%%

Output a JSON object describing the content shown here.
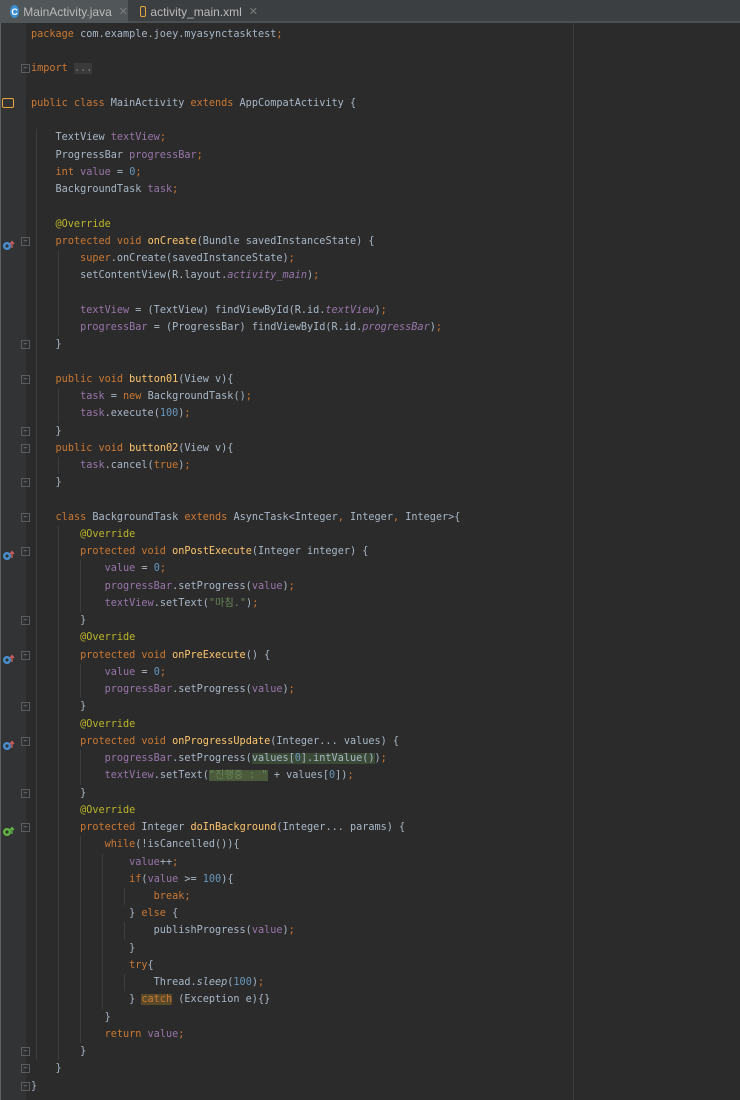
{
  "tabs": [
    {
      "label": "MainActivity.java",
      "icon": "C",
      "active": true
    },
    {
      "label": "activity_main.xml",
      "icon": "xml",
      "active": false
    }
  ],
  "colors": {
    "keyword": "#cc7832",
    "plain": "#a9b7c6",
    "field": "#9876aa",
    "number": "#6897bb",
    "string": "#6a8759",
    "annotation": "#bbb529",
    "method": "#ffc66d",
    "comment": "#808080"
  },
  "code": [
    {
      "line": 1,
      "tokens": [
        [
          "package ",
          "k"
        ],
        [
          "com.example.joey.myasynctasktest",
          "p"
        ],
        [
          ";",
          "k"
        ]
      ]
    },
    {
      "line": 3,
      "tokens": [
        [
          "import ",
          "k"
        ],
        [
          "...",
          "fold"
        ]
      ]
    },
    {
      "line": 5,
      "tokens": [
        [
          "public class ",
          "k"
        ],
        [
          "MainActivity ",
          "p"
        ],
        [
          "extends ",
          "k"
        ],
        [
          "AppCompatActivity {",
          "p"
        ]
      ]
    },
    {
      "line": 7,
      "tokens": [
        [
          "    TextView ",
          "p"
        ],
        [
          "textView",
          "f"
        ],
        [
          ";",
          "k"
        ]
      ]
    },
    {
      "line": 8,
      "tokens": [
        [
          "    ProgressBar ",
          "p"
        ],
        [
          "progressBar",
          "f"
        ],
        [
          ";",
          "k"
        ]
      ]
    },
    {
      "line": 9,
      "tokens": [
        [
          "    ",
          "p"
        ],
        [
          "int ",
          "k"
        ],
        [
          "value ",
          "f"
        ],
        [
          "= ",
          "p"
        ],
        [
          "0",
          "n"
        ],
        [
          ";",
          "k"
        ]
      ]
    },
    {
      "line": 10,
      "tokens": [
        [
          "    BackgroundTask ",
          "p"
        ],
        [
          "task",
          "f"
        ],
        [
          ";",
          "k"
        ]
      ]
    },
    {
      "line": 12,
      "tokens": [
        [
          "    @Override",
          "a"
        ]
      ]
    },
    {
      "line": 13,
      "tokens": [
        [
          "    ",
          "p"
        ],
        [
          "protected void ",
          "k"
        ],
        [
          "onCreate",
          "m"
        ],
        [
          "(Bundle savedInstanceState) {",
          "p"
        ]
      ]
    },
    {
      "line": 14,
      "tokens": [
        [
          "        ",
          "p"
        ],
        [
          "super",
          "k"
        ],
        [
          ".onCreate(savedInstanceState)",
          "p"
        ],
        [
          ";",
          "k"
        ]
      ]
    },
    {
      "line": 15,
      "tokens": [
        [
          "        setContentView(R.layout.",
          "p"
        ],
        [
          "activity_main",
          "fi"
        ],
        [
          ")",
          "p"
        ],
        [
          ";",
          "k"
        ]
      ]
    },
    {
      "line": 17,
      "tokens": [
        [
          "        ",
          "p"
        ],
        [
          "textView ",
          "f"
        ],
        [
          "= (TextView) findViewById(R.id.",
          "p"
        ],
        [
          "textView",
          "fi"
        ],
        [
          ")",
          "p"
        ],
        [
          ";",
          "k"
        ]
      ]
    },
    {
      "line": 18,
      "tokens": [
        [
          "        ",
          "p"
        ],
        [
          "progressBar ",
          "f"
        ],
        [
          "= (ProgressBar) findViewById(R.id.",
          "p"
        ],
        [
          "progressBar",
          "fi"
        ],
        [
          ")",
          "p"
        ],
        [
          ";",
          "k"
        ]
      ]
    },
    {
      "line": 19,
      "tokens": [
        [
          "    }",
          "p"
        ]
      ]
    },
    {
      "line": 21,
      "tokens": [
        [
          "    ",
          "p"
        ],
        [
          "public void ",
          "k"
        ],
        [
          "button01",
          "m"
        ],
        [
          "(View v){",
          "p"
        ]
      ]
    },
    {
      "line": 22,
      "tokens": [
        [
          "        ",
          "p"
        ],
        [
          "task ",
          "f"
        ],
        [
          "= ",
          "p"
        ],
        [
          "new ",
          "k"
        ],
        [
          "BackgroundTask()",
          "p"
        ],
        [
          ";",
          "k"
        ]
      ]
    },
    {
      "line": 23,
      "tokens": [
        [
          "        ",
          "p"
        ],
        [
          "task",
          "f"
        ],
        [
          ".execute(",
          "p"
        ],
        [
          "100",
          "n"
        ],
        [
          ")",
          "p"
        ],
        [
          ";",
          "k"
        ]
      ]
    },
    {
      "line": 24,
      "tokens": [
        [
          "    }",
          "p"
        ]
      ]
    },
    {
      "line": 25,
      "tokens": [
        [
          "    ",
          "p"
        ],
        [
          "public void ",
          "k"
        ],
        [
          "button02",
          "m"
        ],
        [
          "(View v){",
          "p"
        ]
      ]
    },
    {
      "line": 26,
      "tokens": [
        [
          "        ",
          "p"
        ],
        [
          "task",
          "f"
        ],
        [
          ".cancel(",
          "p"
        ],
        [
          "true",
          "k"
        ],
        [
          ")",
          "p"
        ],
        [
          ";",
          "k"
        ]
      ]
    },
    {
      "line": 27,
      "tokens": [
        [
          "    }",
          "p"
        ]
      ]
    },
    {
      "line": 29,
      "tokens": [
        [
          "    ",
          "p"
        ],
        [
          "class ",
          "k"
        ],
        [
          "BackgroundTask ",
          "p"
        ],
        [
          "extends ",
          "k"
        ],
        [
          "AsyncTask<Integer",
          "p"
        ],
        [
          ", ",
          "k"
        ],
        [
          "Integer",
          "p"
        ],
        [
          ", ",
          "k"
        ],
        [
          "Integer>{",
          "p"
        ]
      ]
    },
    {
      "line": 30,
      "tokens": [
        [
          "        @Override",
          "a"
        ]
      ]
    },
    {
      "line": 31,
      "tokens": [
        [
          "        ",
          "p"
        ],
        [
          "protected void ",
          "k"
        ],
        [
          "onPostExecute",
          "m"
        ],
        [
          "(Integer integer) {",
          "p"
        ]
      ]
    },
    {
      "line": 32,
      "tokens": [
        [
          "            ",
          "p"
        ],
        [
          "value ",
          "f"
        ],
        [
          "= ",
          "p"
        ],
        [
          "0",
          "n"
        ],
        [
          ";",
          "k"
        ]
      ]
    },
    {
      "line": 33,
      "tokens": [
        [
          "            ",
          "p"
        ],
        [
          "progressBar",
          "f"
        ],
        [
          ".setProgress(",
          "p"
        ],
        [
          "value",
          "f"
        ],
        [
          ")",
          "p"
        ],
        [
          ";",
          "k"
        ]
      ]
    },
    {
      "line": 34,
      "tokens": [
        [
          "            ",
          "p"
        ],
        [
          "textView",
          "f"
        ],
        [
          ".setText(",
          "p"
        ],
        [
          "\"마침.\"",
          "s"
        ],
        [
          ")",
          "p"
        ],
        [
          ";",
          "k"
        ]
      ]
    },
    {
      "line": 35,
      "tokens": [
        [
          "        }",
          "p"
        ]
      ]
    },
    {
      "line": 36,
      "tokens": [
        [
          "        @Override",
          "a"
        ]
      ]
    },
    {
      "line": 37,
      "tokens": [
        [
          "        ",
          "p"
        ],
        [
          "protected void ",
          "k"
        ],
        [
          "onPreExecute",
          "m"
        ],
        [
          "() {",
          "p"
        ]
      ]
    },
    {
      "line": 38,
      "tokens": [
        [
          "            ",
          "p"
        ],
        [
          "value ",
          "f"
        ],
        [
          "= ",
          "p"
        ],
        [
          "0",
          "n"
        ],
        [
          ";",
          "k"
        ]
      ]
    },
    {
      "line": 39,
      "tokens": [
        [
          "            ",
          "p"
        ],
        [
          "progressBar",
          "f"
        ],
        [
          ".setProgress(",
          "p"
        ],
        [
          "value",
          "f"
        ],
        [
          ")",
          "p"
        ],
        [
          ";",
          "k"
        ]
      ]
    },
    {
      "line": 40,
      "tokens": [
        [
          "        }",
          "p"
        ]
      ]
    },
    {
      "line": 41,
      "tokens": [
        [
          "        @Override",
          "a"
        ]
      ]
    },
    {
      "line": 42,
      "tokens": [
        [
          "        ",
          "p"
        ],
        [
          "protected void ",
          "k"
        ],
        [
          "onProgressUpdate",
          "m"
        ],
        [
          "(Integer... values) {",
          "p"
        ]
      ]
    },
    {
      "line": 43,
      "tokens": [
        [
          "            ",
          "p"
        ],
        [
          "progressBar",
          "f"
        ],
        [
          ".setProgress(",
          "p"
        ],
        [
          "values[",
          "ph"
        ],
        [
          "0",
          "nh"
        ],
        [
          "].intValue()",
          "ph"
        ],
        [
          ")",
          "p"
        ],
        [
          ";",
          "k"
        ]
      ]
    },
    {
      "line": 44,
      "tokens": [
        [
          "            ",
          "p"
        ],
        [
          "textView",
          "f"
        ],
        [
          ".setText(",
          "p"
        ],
        [
          "\"진행중 : \"",
          "sh"
        ],
        [
          " + values[",
          "p"
        ],
        [
          "0",
          "n"
        ],
        [
          "])",
          "p"
        ],
        [
          ";",
          "k"
        ]
      ]
    },
    {
      "line": 45,
      "tokens": [
        [
          "        }",
          "p"
        ]
      ]
    },
    {
      "line": 46,
      "tokens": [
        [
          "        @Override",
          "a"
        ]
      ]
    },
    {
      "line": 47,
      "tokens": [
        [
          "        ",
          "p"
        ],
        [
          "protected ",
          "k"
        ],
        [
          "Integer ",
          "p"
        ],
        [
          "doInBackground",
          "m"
        ],
        [
          "(Integer... params) {",
          "p"
        ]
      ]
    },
    {
      "line": 48,
      "tokens": [
        [
          "            ",
          "p"
        ],
        [
          "while",
          "k"
        ],
        [
          "(!isCancelled()){",
          "p"
        ]
      ]
    },
    {
      "line": 49,
      "tokens": [
        [
          "                ",
          "p"
        ],
        [
          "value",
          "f"
        ],
        [
          "++",
          "p"
        ],
        [
          ";",
          "k"
        ]
      ]
    },
    {
      "line": 50,
      "tokens": [
        [
          "                ",
          "p"
        ],
        [
          "if",
          "k"
        ],
        [
          "(",
          "p"
        ],
        [
          "value ",
          "f"
        ],
        [
          ">= ",
          "p"
        ],
        [
          "100",
          "n"
        ],
        [
          "){",
          "p"
        ]
      ]
    },
    {
      "line": 51,
      "tokens": [
        [
          "                    ",
          "p"
        ],
        [
          "break;",
          "k"
        ]
      ]
    },
    {
      "line": 52,
      "tokens": [
        [
          "                } ",
          "p"
        ],
        [
          "else ",
          "k"
        ],
        [
          "{",
          "p"
        ]
      ]
    },
    {
      "line": 53,
      "tokens": [
        [
          "                    publishProgress(",
          "p"
        ],
        [
          "value",
          "f"
        ],
        [
          ")",
          "p"
        ],
        [
          ";",
          "k"
        ]
      ]
    },
    {
      "line": 54,
      "tokens": [
        [
          "                }",
          "p"
        ]
      ]
    },
    {
      "line": 55,
      "tokens": [
        [
          "                ",
          "p"
        ],
        [
          "try",
          "k"
        ],
        [
          "{",
          "p"
        ]
      ]
    },
    {
      "line": 56,
      "tokens": [
        [
          "                    Thread.",
          "p"
        ],
        [
          "sleep",
          "mi"
        ],
        [
          "(",
          "p"
        ],
        [
          "100",
          "n"
        ],
        [
          ")",
          "p"
        ],
        [
          ";",
          "k"
        ]
      ]
    },
    {
      "line": 57,
      "tokens": [
        [
          "                } ",
          "p"
        ],
        [
          "catch",
          "kh"
        ],
        [
          " (Exception e){}",
          "p"
        ]
      ]
    },
    {
      "line": 58,
      "tokens": [
        [
          "            }",
          "p"
        ]
      ]
    },
    {
      "line": 59,
      "tokens": [
        [
          "            ",
          "p"
        ],
        [
          "return ",
          "k"
        ],
        [
          "value",
          "f"
        ],
        [
          ";",
          "k"
        ]
      ]
    },
    {
      "line": 60,
      "tokens": [
        [
          "        }",
          "p"
        ]
      ]
    },
    {
      "line": 61,
      "tokens": [
        [
          "    }",
          "p"
        ]
      ]
    },
    {
      "line": 62,
      "tokens": [
        [
          "}",
          "p"
        ]
      ]
    }
  ],
  "gutter": {
    "folds": [
      3,
      13,
      19,
      21,
      24,
      25,
      27,
      29,
      31,
      35,
      37,
      40,
      42,
      45,
      47,
      60,
      61,
      62
    ],
    "override_icons": [
      {
        "line": 13,
        "icon": "override-up-icon",
        "color": "#4a8fd0"
      },
      {
        "line": 31,
        "icon": "override-up-icon",
        "color": "#4a8fd0"
      },
      {
        "line": 37,
        "icon": "override-up-icon",
        "color": "#4a8fd0"
      },
      {
        "line": 42,
        "icon": "override-up-icon",
        "color": "#4a8fd0"
      },
      {
        "line": 47,
        "icon": "implement-up-icon",
        "color": "#62b543"
      }
    ],
    "class_icon_line": 5
  }
}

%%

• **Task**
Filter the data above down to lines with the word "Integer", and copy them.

• **The completed task**
          "AsyncTask<Integer",
          "Integer",
          "Integer>{",
          "(Integer integer) {",
          "(Integer... values) {",
          "Integer ",
          "(Integer... params) {",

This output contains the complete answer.